Lines that contain the string "strip" are the ones to list; copy all of them from the records.

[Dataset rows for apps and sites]
———

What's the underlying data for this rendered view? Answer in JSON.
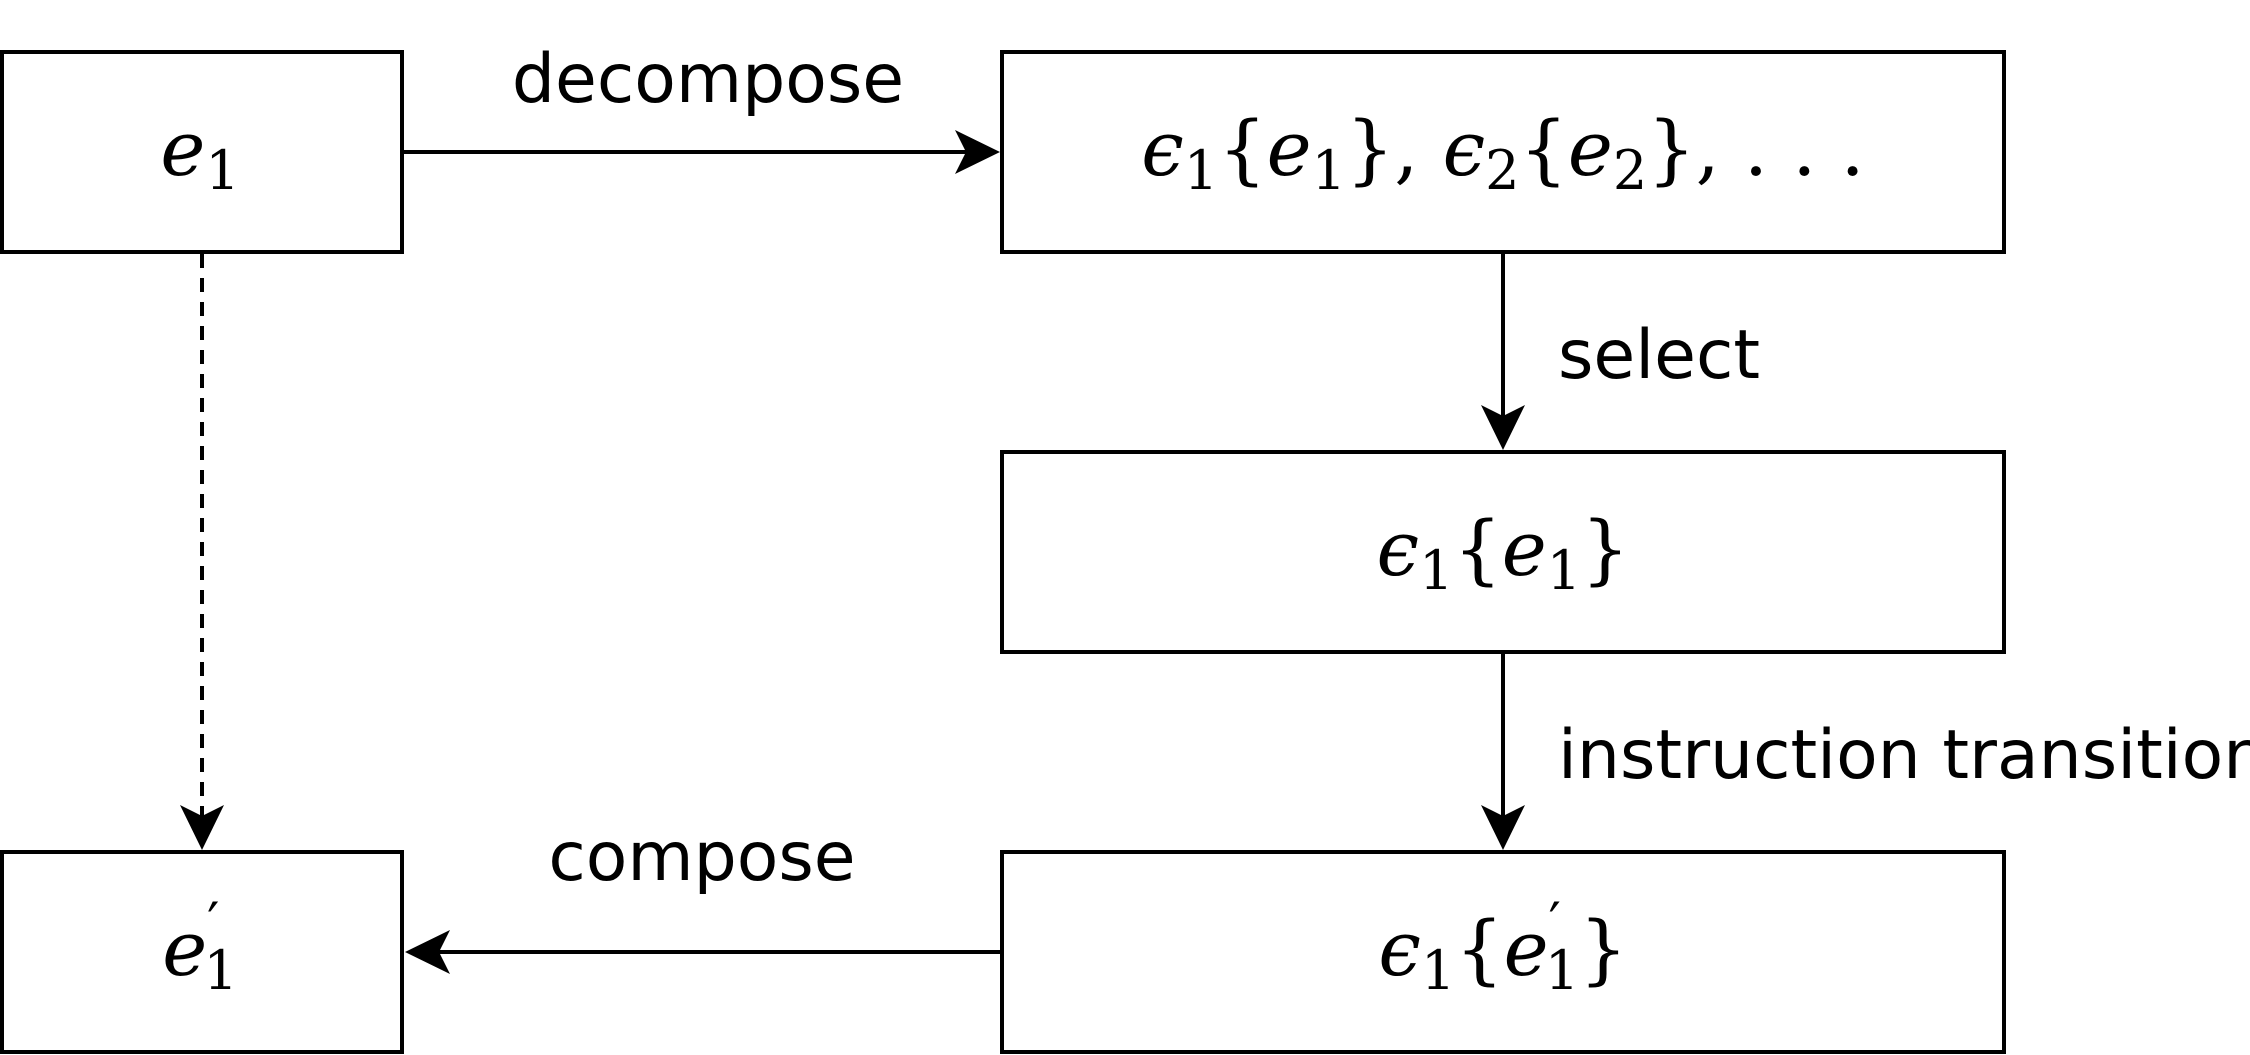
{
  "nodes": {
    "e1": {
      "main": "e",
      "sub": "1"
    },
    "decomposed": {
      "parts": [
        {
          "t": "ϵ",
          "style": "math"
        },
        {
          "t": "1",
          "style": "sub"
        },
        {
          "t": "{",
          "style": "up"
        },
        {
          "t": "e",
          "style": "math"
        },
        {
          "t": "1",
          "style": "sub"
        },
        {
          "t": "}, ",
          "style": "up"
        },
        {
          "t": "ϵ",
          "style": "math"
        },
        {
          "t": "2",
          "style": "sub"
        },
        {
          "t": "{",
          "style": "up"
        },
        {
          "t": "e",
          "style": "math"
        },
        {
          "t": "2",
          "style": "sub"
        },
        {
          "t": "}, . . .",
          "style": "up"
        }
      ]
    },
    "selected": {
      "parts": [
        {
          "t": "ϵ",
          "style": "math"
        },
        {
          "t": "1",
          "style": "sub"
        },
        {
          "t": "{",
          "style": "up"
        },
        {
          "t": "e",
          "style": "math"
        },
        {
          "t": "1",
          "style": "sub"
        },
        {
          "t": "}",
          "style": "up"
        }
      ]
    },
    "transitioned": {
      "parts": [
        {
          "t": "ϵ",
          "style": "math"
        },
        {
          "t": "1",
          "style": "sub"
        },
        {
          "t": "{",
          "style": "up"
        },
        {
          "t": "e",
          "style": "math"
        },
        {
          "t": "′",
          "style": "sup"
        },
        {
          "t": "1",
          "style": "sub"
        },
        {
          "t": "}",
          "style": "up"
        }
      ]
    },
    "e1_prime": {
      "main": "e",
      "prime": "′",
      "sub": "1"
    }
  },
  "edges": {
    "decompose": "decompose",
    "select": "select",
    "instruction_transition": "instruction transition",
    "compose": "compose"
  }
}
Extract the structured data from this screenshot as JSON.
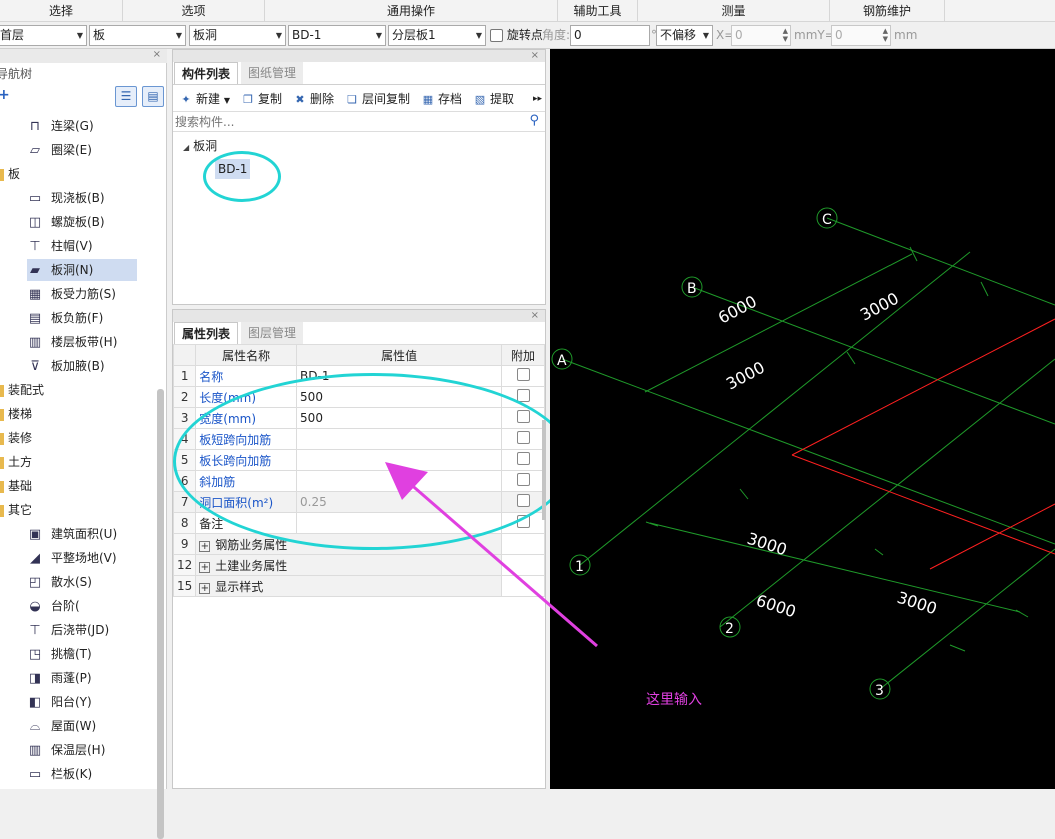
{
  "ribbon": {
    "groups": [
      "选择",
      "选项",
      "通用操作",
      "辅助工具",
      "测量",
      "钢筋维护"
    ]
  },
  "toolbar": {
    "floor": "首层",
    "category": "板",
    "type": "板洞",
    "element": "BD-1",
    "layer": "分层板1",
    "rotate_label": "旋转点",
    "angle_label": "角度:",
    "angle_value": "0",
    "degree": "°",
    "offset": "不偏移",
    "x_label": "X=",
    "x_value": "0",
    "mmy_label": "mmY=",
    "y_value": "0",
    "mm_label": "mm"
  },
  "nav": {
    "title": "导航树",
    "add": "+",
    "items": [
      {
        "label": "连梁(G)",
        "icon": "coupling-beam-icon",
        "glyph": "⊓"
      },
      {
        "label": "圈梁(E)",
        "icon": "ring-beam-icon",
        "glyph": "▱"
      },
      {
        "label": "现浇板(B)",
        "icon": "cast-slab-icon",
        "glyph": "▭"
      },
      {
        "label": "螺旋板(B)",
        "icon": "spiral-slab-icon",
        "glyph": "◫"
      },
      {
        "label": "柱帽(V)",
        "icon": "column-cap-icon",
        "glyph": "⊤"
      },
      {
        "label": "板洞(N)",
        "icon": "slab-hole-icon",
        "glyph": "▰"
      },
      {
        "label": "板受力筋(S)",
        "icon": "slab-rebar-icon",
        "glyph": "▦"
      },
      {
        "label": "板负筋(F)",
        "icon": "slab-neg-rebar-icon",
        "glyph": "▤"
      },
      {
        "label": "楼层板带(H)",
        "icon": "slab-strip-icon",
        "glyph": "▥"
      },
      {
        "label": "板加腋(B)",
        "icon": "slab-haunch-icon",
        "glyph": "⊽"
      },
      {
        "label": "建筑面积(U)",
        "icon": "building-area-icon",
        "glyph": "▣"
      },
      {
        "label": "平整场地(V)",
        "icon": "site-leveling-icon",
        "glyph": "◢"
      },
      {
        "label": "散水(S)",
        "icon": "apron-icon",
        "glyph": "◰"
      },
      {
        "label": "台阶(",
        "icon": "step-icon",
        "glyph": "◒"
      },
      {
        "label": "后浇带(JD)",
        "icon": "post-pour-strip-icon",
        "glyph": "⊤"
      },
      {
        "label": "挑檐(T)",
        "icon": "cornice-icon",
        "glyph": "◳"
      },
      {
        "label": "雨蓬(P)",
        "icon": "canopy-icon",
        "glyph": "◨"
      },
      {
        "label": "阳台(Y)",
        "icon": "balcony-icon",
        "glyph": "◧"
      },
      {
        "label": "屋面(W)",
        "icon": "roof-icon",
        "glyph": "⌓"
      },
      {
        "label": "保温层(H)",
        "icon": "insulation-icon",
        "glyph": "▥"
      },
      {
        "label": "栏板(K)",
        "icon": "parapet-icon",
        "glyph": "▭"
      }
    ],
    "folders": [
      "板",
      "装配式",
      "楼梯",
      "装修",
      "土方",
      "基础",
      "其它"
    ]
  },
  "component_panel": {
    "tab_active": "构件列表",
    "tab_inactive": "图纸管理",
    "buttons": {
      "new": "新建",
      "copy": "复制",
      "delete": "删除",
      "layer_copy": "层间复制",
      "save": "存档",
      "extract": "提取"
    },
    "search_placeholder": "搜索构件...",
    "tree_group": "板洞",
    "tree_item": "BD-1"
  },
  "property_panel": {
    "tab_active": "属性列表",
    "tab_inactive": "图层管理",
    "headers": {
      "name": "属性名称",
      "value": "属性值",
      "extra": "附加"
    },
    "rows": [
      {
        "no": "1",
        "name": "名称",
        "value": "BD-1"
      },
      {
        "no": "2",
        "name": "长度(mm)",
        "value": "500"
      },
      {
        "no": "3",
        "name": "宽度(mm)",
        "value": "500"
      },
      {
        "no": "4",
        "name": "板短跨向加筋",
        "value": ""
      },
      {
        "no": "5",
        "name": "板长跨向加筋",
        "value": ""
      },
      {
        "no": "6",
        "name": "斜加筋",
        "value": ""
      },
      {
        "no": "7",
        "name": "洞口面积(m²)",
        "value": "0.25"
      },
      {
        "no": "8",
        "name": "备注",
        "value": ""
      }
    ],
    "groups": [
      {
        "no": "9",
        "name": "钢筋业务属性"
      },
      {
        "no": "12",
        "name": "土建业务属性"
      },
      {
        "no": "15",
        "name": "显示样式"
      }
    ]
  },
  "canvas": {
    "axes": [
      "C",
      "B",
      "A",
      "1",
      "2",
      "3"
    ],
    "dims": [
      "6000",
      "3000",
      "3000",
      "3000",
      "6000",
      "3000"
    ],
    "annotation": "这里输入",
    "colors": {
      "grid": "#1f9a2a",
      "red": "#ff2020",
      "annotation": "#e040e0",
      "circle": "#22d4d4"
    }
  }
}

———

[Your response]
        "icon": "slab-strip-icon",
        "icon": "post-pour-strip-icon",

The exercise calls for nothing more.